But the hard truth is skilled Ukrainian film workers like these two sisters are not exactly being welcomed with open arms by Hollywood in the way that matters most. Whether because of government red tape or lack of organization — or just apathy — nobody in Hollywood has been willing to give either of them meaningful work.
“Within a month of arrival, they were told that the only job they would get in America was walking dogs and picking up poop,” said Gene Del Vecchio, an adjust professor of marketing at USC’s Marshall School of Business and a volunteer with the Ukraine Take Shelter program who helped the sisters settle in L.A. “We can do better. The entertainment community can do better.”
Some artistic communities in other countries are doing better. Soon after Russia invaded Ukraine, Europe stepped up to help refugee entertainment professionals. A residency for Ukrainian ballet dancers was set up in Paris. Classical record producer Michael Fine spearheaded an effort to find displaced Ukrainian musicians orchestral work in Belgium, Holland and Germany. Both the Polish Producers Alliance and Polish Filmmakers Association have been reaching out to find jobs, accommodations and residencies for Ukrainian refugee filmmakers, and similar efforts are being made in Germany, Slovakia, Romania, Great Britain and Tokyo.
In Hollywood, though, the effort seems to be mostly focused on procuring blue and gold ribbons, or at least it was just before the Oscars. “They were engaged with us pretty heavily during award season, but after that, nothing,” says Laryssa Reifel, president of the Ukrainian Culture Center Los Angeles, who reports that her organization received numerous calls from stars’ representatives asking for ribbons in support of Ukraine for their clients to pin on their gowns and tuxedos while walking on red carpets. “We delivered 1,000 ribbons that people could wear. I don’t know if anybody ended up wearing them, but we delivered them.”
Raising consciousnesses at awards shows isn’t nothing, but it’s not what refugees like Chumak and Ksenofontova most need right now. Their journey to Los Angeles was long, hard and perilous. Finding themselves stranded in Spain with just a long-weekend’s worth of clothes in their backpacks and only €200 to their name, they scrambled to find lodging, spending a month in a seedy flop house in Barcelona, where they shared their beds with an extended family of mice.
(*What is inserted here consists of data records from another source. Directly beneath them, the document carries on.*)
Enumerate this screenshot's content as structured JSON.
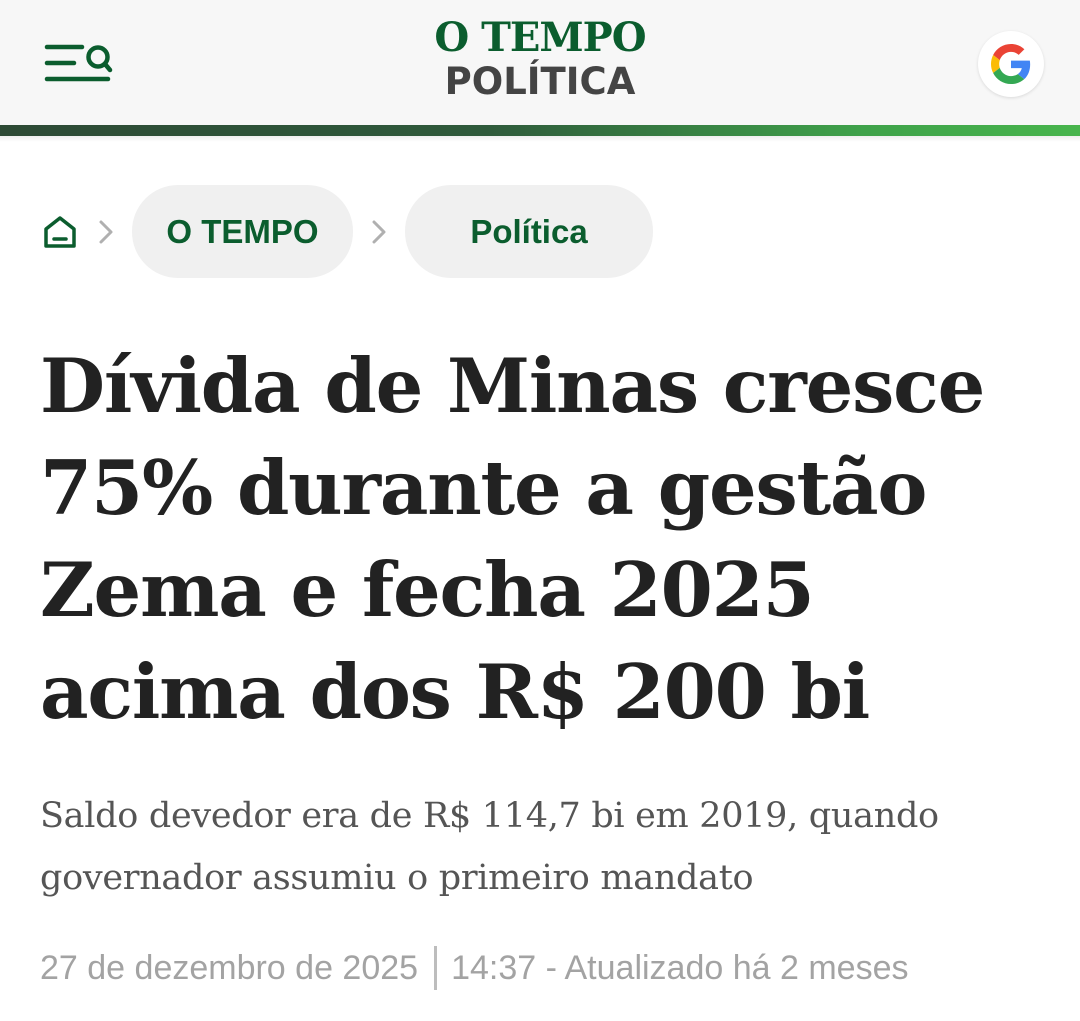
{
  "header": {
    "brand_name": "O TEMPO",
    "section": "POLÍTICA",
    "menu_icon": "menu-search-icon",
    "google_icon": "google-icon",
    "colors": {
      "brand_green": "#0b5d2e",
      "accent_bar_start": "#2d4a35",
      "accent_bar_end": "#48b54d"
    }
  },
  "breadcrumb": {
    "home_icon": "home-icon",
    "separator_icon": "chevron-right-icon",
    "items": [
      {
        "label": "O TEMPO"
      },
      {
        "label": "Política"
      }
    ]
  },
  "article": {
    "headline": "Dívida de Minas cresce 75% durante a gestão Zema e fecha 2025 acima dos R$ 200 bi",
    "subtitle": "Saldo devedor era de R$ 114,7 bi em 2019, quando governador assumiu o primeiro mandato",
    "date": "27 de dezembro de 2025",
    "time_updated": "14:37 - Atualizado há 2 meses"
  }
}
When they finally made it to the U.S. through a puzzle of personal connections, they flew first to Mexico and entered California through the Southern border. And while they have found temporary residence here — Ukraine Take Shelter volunteers Abbe Rowlins, a Pilates instructor and actor, and David Haverty offered them rooms in their Mid-Wilshire home — they haven’t been able to find any meaningful work.
Chumak said the only offers they’ve received so far, beyond dog walking, are for jobs taking care of children and the elderly.
Still, they consider themselves lucky to be here, joking about starting a Go Fund Me page with a name that sounds like a bad Hollywood sitcom — “Two Girls From Ukraine.” And on the day of TheWrap’s visit, a volunteer from the Buy Nothing Project, a neighborhood trading site, stopped by to drop off some donated clothing for the sisters. “I’m half-Ukrainian,” the volunteer noted.
“People help us,” Chumak said. “But we are so stressed. Each time I read about Mariupol or Bucha or Karkiv, it feels like this bombing was my house.”
You are reading a WrapPRO exclusive article that has been made available (for free) today. If you would like to have access to all of our member-only stories and virtual events, please CLICK HERE to receive 7 free days of WrapPRO –> The Essential Source for Entertainment Insiders.